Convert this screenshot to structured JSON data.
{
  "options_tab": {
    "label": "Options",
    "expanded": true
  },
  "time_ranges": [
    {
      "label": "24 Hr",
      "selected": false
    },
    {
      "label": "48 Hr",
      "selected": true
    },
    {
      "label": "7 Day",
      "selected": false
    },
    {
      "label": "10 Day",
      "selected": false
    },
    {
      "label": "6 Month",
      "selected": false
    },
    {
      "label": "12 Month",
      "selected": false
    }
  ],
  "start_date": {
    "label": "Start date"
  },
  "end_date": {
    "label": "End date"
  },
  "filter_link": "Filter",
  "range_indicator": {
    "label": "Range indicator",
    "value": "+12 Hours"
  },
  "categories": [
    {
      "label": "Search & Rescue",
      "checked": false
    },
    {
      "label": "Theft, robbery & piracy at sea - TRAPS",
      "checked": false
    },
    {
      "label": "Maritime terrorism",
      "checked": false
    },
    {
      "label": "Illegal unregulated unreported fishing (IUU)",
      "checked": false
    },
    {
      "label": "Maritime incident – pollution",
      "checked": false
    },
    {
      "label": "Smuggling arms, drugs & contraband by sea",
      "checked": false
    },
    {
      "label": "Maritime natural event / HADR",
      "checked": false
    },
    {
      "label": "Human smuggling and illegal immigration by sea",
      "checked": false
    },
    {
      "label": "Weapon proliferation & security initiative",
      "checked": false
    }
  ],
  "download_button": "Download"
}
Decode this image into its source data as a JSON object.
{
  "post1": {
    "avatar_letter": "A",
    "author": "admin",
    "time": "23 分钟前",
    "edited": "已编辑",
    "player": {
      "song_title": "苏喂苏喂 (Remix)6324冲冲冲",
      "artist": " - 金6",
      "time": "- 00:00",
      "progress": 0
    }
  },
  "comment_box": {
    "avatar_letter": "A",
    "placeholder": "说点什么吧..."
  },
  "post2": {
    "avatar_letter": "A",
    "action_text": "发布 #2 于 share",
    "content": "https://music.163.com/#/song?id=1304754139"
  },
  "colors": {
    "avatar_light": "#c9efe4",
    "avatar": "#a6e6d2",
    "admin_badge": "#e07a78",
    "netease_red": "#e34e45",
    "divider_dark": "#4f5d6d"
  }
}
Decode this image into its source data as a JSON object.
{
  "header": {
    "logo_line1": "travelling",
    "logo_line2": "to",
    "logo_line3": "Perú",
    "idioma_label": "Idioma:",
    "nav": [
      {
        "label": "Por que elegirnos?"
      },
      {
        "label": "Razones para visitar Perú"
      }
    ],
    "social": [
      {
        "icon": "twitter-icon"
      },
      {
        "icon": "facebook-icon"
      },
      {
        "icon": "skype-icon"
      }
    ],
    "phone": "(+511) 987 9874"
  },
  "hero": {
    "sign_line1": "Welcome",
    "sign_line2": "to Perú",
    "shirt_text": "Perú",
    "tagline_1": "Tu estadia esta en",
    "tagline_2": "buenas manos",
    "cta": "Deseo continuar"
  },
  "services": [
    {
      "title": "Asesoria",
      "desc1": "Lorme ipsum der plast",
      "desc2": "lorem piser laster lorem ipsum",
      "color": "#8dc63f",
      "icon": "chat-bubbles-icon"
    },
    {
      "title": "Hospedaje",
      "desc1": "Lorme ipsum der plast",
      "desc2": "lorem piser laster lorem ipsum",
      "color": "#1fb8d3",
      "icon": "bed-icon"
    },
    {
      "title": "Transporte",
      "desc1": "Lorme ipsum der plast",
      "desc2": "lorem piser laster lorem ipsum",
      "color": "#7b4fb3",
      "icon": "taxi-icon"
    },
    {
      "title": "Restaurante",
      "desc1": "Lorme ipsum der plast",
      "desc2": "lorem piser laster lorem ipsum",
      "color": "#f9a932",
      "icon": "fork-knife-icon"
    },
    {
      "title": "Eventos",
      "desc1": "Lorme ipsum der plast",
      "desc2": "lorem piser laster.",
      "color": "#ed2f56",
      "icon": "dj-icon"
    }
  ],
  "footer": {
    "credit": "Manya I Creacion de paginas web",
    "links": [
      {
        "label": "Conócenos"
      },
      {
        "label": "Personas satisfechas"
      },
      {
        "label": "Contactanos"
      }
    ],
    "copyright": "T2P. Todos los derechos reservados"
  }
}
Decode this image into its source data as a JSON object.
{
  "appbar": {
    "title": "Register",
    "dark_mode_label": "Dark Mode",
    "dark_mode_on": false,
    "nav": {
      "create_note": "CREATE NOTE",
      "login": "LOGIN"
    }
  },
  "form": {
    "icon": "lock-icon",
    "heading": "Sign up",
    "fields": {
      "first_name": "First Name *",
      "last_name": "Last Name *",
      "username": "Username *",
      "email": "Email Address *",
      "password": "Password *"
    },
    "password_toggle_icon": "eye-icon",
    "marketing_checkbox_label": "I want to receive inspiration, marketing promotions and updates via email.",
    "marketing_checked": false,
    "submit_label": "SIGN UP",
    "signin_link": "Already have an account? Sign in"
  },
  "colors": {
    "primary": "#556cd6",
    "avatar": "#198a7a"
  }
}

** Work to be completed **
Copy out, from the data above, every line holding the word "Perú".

** Response to this task **
    "logo_line3": "Perú",
        "label": "Razones para visitar Perú"
    "sign_line2": "to Perú",
    "shirt_text": "Perú",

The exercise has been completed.